Strengthen US soldiers’ relationships in Georgia
This project is fully funded. Thank you!
With the help of one generous donor, Spirit of America spent $660 to purchase 3 otoscopes, 3 ophthalmoscopes, and 3 baby scales.
The project is fully funded. THANK YOU!
Shortly after Georgia gained its independence from the Soviet Union, a conflict broke out between the autonomous region of Abkhazia and the internationally recognized Georgian government. As a result of this conflict, over 200,000 civilians were displaced inside the country. Most of these internally displaced persons (IDPs) settled in Samegrelo, one of the country’s largest and most populated regions. Recently, the de facto Abkhazian government, along with Russian FSB border forces, closed two of four crossing points between Georgia and breakaway Abkhazia along the Administrative Boundary Line (ABL). Restrictions at the remaining open border crossings have also increased.

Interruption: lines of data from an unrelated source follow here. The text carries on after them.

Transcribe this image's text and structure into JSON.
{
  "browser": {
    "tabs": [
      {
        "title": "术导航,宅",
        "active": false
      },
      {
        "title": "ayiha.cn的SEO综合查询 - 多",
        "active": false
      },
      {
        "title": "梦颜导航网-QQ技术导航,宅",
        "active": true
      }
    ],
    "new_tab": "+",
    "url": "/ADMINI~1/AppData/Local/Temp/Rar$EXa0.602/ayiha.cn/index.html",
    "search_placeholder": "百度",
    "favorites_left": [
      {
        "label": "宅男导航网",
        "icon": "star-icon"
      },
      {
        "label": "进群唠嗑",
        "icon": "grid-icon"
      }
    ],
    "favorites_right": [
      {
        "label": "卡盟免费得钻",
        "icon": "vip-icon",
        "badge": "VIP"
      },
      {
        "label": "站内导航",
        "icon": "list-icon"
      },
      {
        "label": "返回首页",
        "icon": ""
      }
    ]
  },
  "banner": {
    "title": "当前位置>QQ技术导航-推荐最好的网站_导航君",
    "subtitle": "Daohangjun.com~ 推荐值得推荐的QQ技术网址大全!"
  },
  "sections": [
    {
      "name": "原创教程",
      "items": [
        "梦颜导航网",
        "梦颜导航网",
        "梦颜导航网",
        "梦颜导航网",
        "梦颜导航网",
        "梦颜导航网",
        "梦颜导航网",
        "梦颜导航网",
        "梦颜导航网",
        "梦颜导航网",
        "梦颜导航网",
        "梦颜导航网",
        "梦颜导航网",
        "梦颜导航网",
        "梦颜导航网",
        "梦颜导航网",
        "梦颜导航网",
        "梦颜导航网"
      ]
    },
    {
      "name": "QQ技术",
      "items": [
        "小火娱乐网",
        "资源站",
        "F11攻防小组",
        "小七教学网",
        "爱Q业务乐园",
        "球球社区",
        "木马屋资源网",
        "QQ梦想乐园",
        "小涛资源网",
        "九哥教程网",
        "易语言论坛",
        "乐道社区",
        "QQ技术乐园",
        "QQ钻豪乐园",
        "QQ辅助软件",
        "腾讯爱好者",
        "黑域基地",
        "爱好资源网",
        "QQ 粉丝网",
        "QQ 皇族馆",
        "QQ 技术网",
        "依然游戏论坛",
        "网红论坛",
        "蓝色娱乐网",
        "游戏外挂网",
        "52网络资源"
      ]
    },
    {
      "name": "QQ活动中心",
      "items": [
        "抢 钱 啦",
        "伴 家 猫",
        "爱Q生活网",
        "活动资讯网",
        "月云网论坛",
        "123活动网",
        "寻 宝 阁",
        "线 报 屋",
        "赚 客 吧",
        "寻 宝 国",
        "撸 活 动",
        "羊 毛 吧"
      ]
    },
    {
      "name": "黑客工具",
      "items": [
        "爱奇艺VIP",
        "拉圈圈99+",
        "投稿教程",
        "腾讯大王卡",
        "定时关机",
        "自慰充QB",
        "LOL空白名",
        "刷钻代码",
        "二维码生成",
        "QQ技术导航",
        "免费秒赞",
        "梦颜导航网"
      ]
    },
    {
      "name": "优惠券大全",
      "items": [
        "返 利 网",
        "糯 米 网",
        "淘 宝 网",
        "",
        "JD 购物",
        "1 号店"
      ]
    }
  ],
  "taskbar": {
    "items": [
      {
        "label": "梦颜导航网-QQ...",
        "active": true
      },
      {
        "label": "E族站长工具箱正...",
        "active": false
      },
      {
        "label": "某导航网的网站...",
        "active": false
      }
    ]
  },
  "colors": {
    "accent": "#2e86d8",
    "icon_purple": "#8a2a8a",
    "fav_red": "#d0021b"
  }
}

These new restrictions have increased crossing time and have resulted in the deaths of at least two patients attempting to cross into Georgia-proper for medical care.
Georgia has been a US partner for many years. Bringing stability to the most vulnerable parts of the country by meeting basic needs, like healthcare, greatly benefits the country and region. The US Army team working in Georgia visited three ambulatory clinics in villages along the ABL that serve both IDPs and local residents. These clinics see 30-100 patients weekly but lack basic equipment to provide the required level of care. When the Army team identified some immediate needs that, if met, would have significant impacts on the medical providers’ ability to better serve the local population, they reached out to Spirit of America. The team explained that the clinics lacked funding and were in desperate need of infant scales and other medical equipment.
With your support, Spirit of America can provide the required medical equipment that will greatly improve the level of care the clinics can provide for newborns, mothers, and other patients, while also strengthening the relationship between the US soldiers and the local population along the ABL.